But they rarely make that long trip. Along the way there are too many places where the bass of a lifetime may be waiting to swallow a shiner.
"Yeah," Swan said, "we'll have to fish shiners. There's just too many days in winter when they won't take anything else. It's hard fishing, but if there's one thing a big bass can't refuse, it's a live shiner."
That day Swan had guided two men from Missouri. They fished shiners in one of the small lakes in the Kissimmee chain, Lake Marion in Polk County. It had been a hard morning.
"My partner, Bill Thompson, was really putting it on me," said Swan. "I couldn't buy a bite. Bill was picking up big fish off a little brass bed, too small for both of us to fish."
"I finally found a spot up in some lily pads. There's a little slough that runs through the pads. We threw the shiners up into that slough and worked them back real slow.
"The fish were there. They started smacking the bait every trip through. My party got to calling the slough "The Gauntlet.' If a shiner made it through the narrow part, that shiner was breathing a lot easier."
Some got through but a lot didn't. By day's end, the Missourians had 14 bass. One weighed 10 pounds, another nine, another eight and two were better than seven pounds.

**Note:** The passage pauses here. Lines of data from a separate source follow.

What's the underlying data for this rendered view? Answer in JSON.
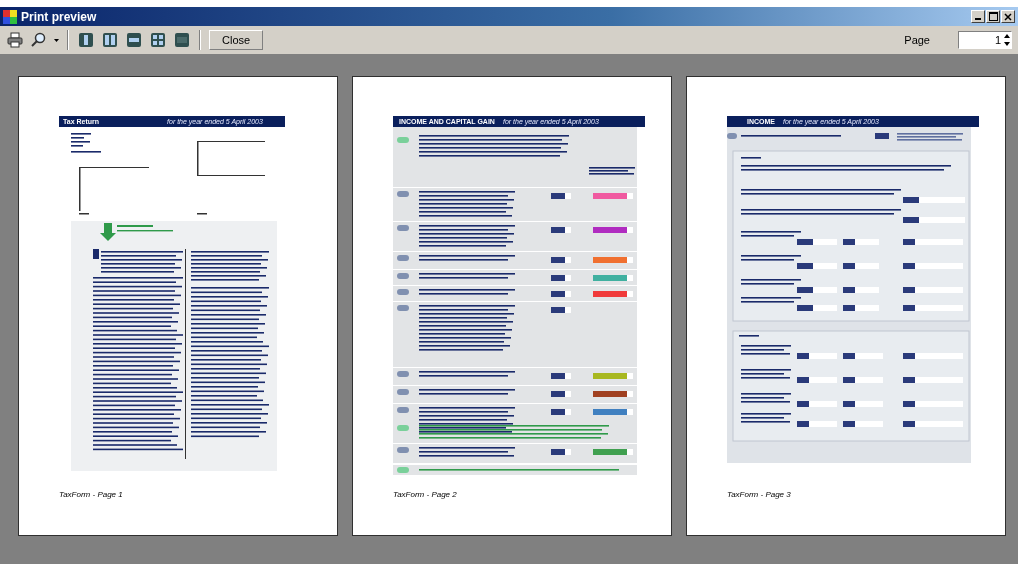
{
  "window": {
    "title": "Print preview"
  },
  "toolbar": {
    "close_button": "Close",
    "page_label": "Page",
    "page_value": "1"
  },
  "pages": [
    {
      "kind": "cover",
      "heading": "Tax Return",
      "subheading": "for the year ended 5 April 2003",
      "footer": "TaxForm - Page 1"
    },
    {
      "kind": "income_capital",
      "heading": "INCOME AND CAPITAL GAIN",
      "subheading": "for the year ended 5 April 2003",
      "footer": "TaxForm - Page 2"
    },
    {
      "kind": "income",
      "heading": "INCOME",
      "subheading": "for the year ended 5 April 2003",
      "footer": "TaxForm - Page 3"
    }
  ]
}
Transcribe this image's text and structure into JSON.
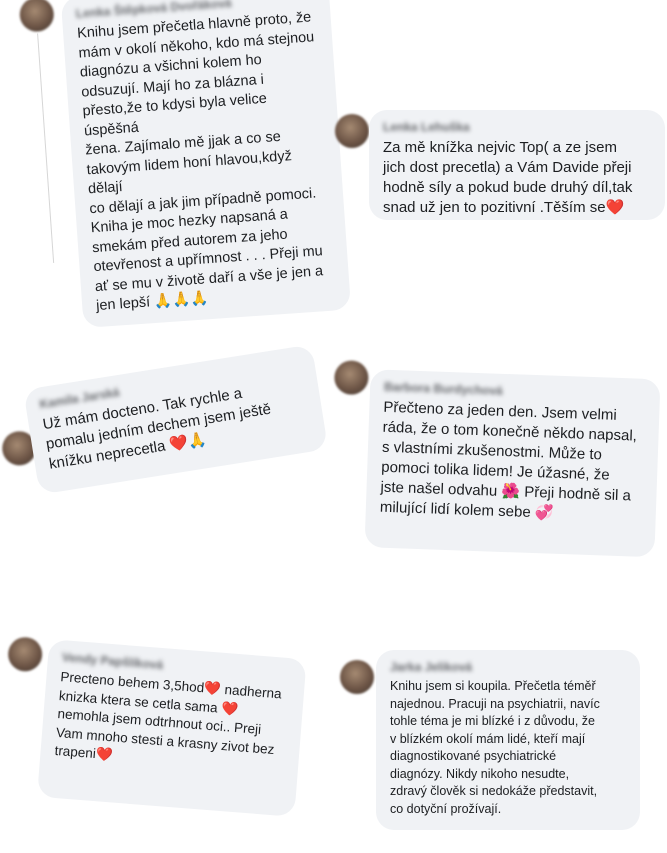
{
  "comments": [
    {
      "author": "Lenka Štěpková Dvořáková",
      "text": "Knihu jsem přečetla hlavně proto, že\nmám v okolí někoho, kdo má stejnou\ndiagnózu a všichni kolem ho\nodsuzují. Mají ho za blázna i\npřesto,že to kdysi byla velice úspěšná\nžena. Zajímalo mě jjak a co se\ntakovým lidem honí hlavou,když dělají\nco dělají a jak jim případně pomoci.\nKniha je moc hezky napsaná a\nsmekám před autorem za jeho\notevřenost a upřímnost . . . Přeji mu\nať se mu v životě daří a vše je jen a\njen lepší 🙏🙏🙏"
    },
    {
      "author": "Lenka Lehuška",
      "text": "Za mě knížka nejvic Top( a ze jsem\njich dost precetla) a Vám Davide přeji\nhodně síly a pokud bude druhý díl,tak\nsnad už jen to pozitivní .Těším se❤️"
    },
    {
      "author": "Kamila Jarská",
      "text": "Už mám docteno. Tak rychle a\npomalu jedním dechem jsem ještě\nknížku neprecetla ❤️🙏"
    },
    {
      "author": "Barbora Burdychová",
      "text": "Přečteno za jeden den. Jsem velmi\nráda, že o tom konečně někdo napsal,\ns vlastními zkušenostmi. Může to\npomoci tolika lidem!  Je úžasné, že\njste našel odvahu 🌺 Přeji hodně sil a\nmilující lidí kolem sebe 💞"
    },
    {
      "author": "Vendy Papšlíková",
      "text": "Precteno behem 3,5hod❤️ nadherna\nknizka ktera se cetla sama ❤️\nnemohla jsem odtrhnout oci.. Preji\nVam mnoho stesti a krasny zivot bez\ntrapeni❤️"
    },
    {
      "author": "Jarka Jeliková",
      "text": "Knihu jsem si koupila. Přečetla téměř\nnajednou. Pracuji na psychiatrii, navíc\ntohle téma je mi blízké i z důvodu, že\nv blízkém okolí mám lidé, kteří mají\ndiagnostikované psychiatrické\ndiagnózy. Nikdy nikoho nesudte,\nzdravý člověk si nedokáže představit,\nco dotyční prožívají."
    }
  ]
}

"Are you going out with him tomorrow?" asked one of the hired anglers. "You'd better eat a good breakfast."
The tragedy of bass fishing, even here in the land of the giants, is that some days the fish feed and some days they don't. "If they did every day, we wouldn't call it fishing," said Swan. "We'd call it catching."

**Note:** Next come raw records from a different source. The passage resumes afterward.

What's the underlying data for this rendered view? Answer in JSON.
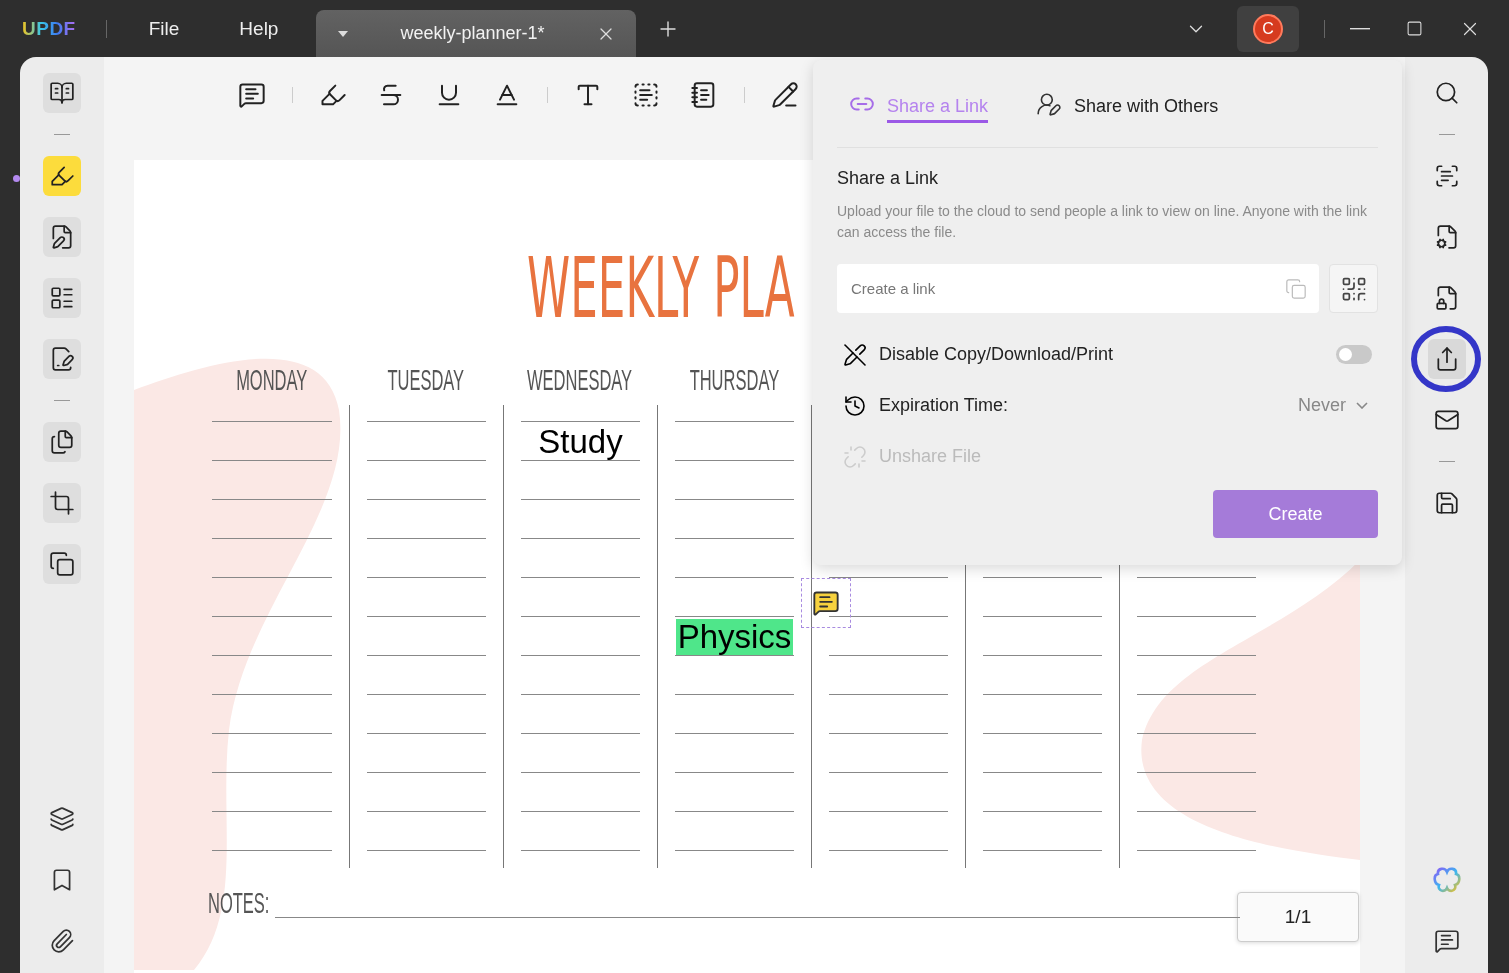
{
  "app": {
    "logo": "UPDF",
    "menu": [
      {
        "label": "File"
      },
      {
        "label": "Help"
      }
    ]
  },
  "document_tab": {
    "title": "weekly-planner-1*"
  },
  "user": {
    "initial": "C"
  },
  "left_sidebar": {
    "tools": [
      {
        "selected": false
      },
      {
        "selected": true
      },
      {
        "selected": false
      },
      {
        "selected": false
      },
      {
        "selected": false
      },
      {
        "selected": false
      },
      {
        "selected": false
      },
      {
        "selected": false
      }
    ]
  },
  "right_sidebar": {
    "tools": [
      {
        "selected": false
      },
      {
        "selected": false
      },
      {
        "selected": false
      },
      {
        "selected": false
      },
      {
        "selected": true
      },
      {
        "selected": false
      },
      {
        "selected": false
      }
    ]
  },
  "page": {
    "title": "WEEKLY PLA",
    "columns": [
      {
        "day": "MONDAY"
      },
      {
        "day": "TUESDAY"
      },
      {
        "day": "WEDNESDAY",
        "notes": [
          {
            "text": "Study",
            "highlighted": false
          }
        ]
      },
      {
        "day": "THURSDAY",
        "notes": [
          {
            "text": "Physics",
            "highlighted": true
          }
        ]
      }
    ],
    "notes_label": "NOTES:",
    "page_indicator": "1/1"
  },
  "share_panel": {
    "tabs": [
      {
        "label": "Share a Link",
        "selected": true
      },
      {
        "label": "Share with Others",
        "selected": false
      }
    ],
    "heading": "Share a Link",
    "description": "Upload your file to the cloud to send people a link to view on line. Anyone with the link can access the file.",
    "link_field": {
      "placeholder": "Create a link"
    },
    "options": [
      {
        "kind": "toggle",
        "label": "Disable Copy/Download/Print",
        "on": false
      },
      {
        "kind": "select",
        "label": "Expiration Time:",
        "value": "Never"
      },
      {
        "kind": "action",
        "label": "Unshare File",
        "disabled": true
      }
    ],
    "create_button": "Create"
  }
}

Saturday was not a catching day.
The signs were right. There was a modest east wind and overcast sky. The royal palms and live oaks swayed gently along the shore line. Flocks of coots gabbled in the shallows; giant white ibises skulked in the reeds, preying on minnows.

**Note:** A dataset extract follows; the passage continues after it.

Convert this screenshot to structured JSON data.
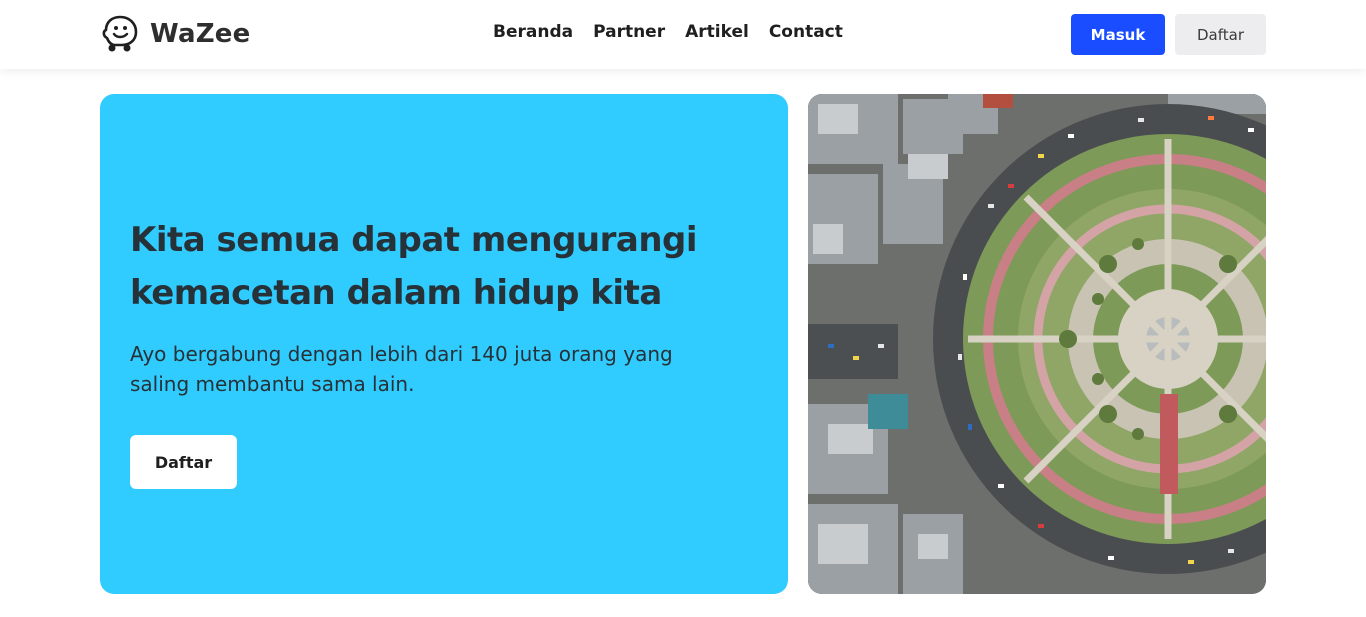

The shiners were frisky and fresh -- at $7 a dozen they ought to be.
Swan anchored the boat off the lily pads and tossed out four rigged baits. We watched the bobber floats as the shiner dragged them into deep cover, looking for hiding places.
"That's it," Swan said. "They're in the gauntlet now."
But they stayed there and nothing happened. There was a brief feeding flurry about 10 a.m. when three or four bobbers went down over a span of about 15 minutes. We hooked two bass, but they were little ones -- three and four pounders.
The fish struck again late in the afternoon, afain only for a few brief minutes. Two more bass were in the boat, but once more they were puny by Florida standards -- three and four pounders.
My partners, fishing alongside us in the boat they dragged for 19 hours straight from Northern Virginia, fared even less well, boating only three small fish for the long day's travail.
Swan, like all anglers a man given to instant overstatement, said it was the worst day he'd ever had.
What is it about largemouth bass that will induce grown people to drive 1,000 miles without sleep, zoom around unfamiliar waters before daybreak and then stare at an orange float among weeds for 12 hours in the hope of catching just one big one?
It's not for food. Largemouth are marginal table fare, at best. It's not fight. A big bass, caught this way, is likely to be forced into the boat in seconds.
Part of it is challenge. Despite what anyone says, bass are almost never easy to catch. They are unpredictable, they are wily and their feeding patterns of a swift mourning dove.
But mostly, it's the ferocity of their attack, when it finally comes. A 10-pound bass lurking in two feet of water under a maze of lily pads doesn't just bite a bait. He smashes it.
"I've seen them come up and blow a shiner three feet out of the water," said Swan. "When that shiner comes down, there isn's a scale left on him. The bass will jump right out of the pad and hit him again when he comes down." t
Whether on bait or lures, the strike of a shallow water bass is something so sudden, so fericious and to utterly lacking in caution that it lives forever in the memory.
It's a glimpse of unmitigated wildness, exercised by the bully of the lily pads.
Only this time there's a bigger bully.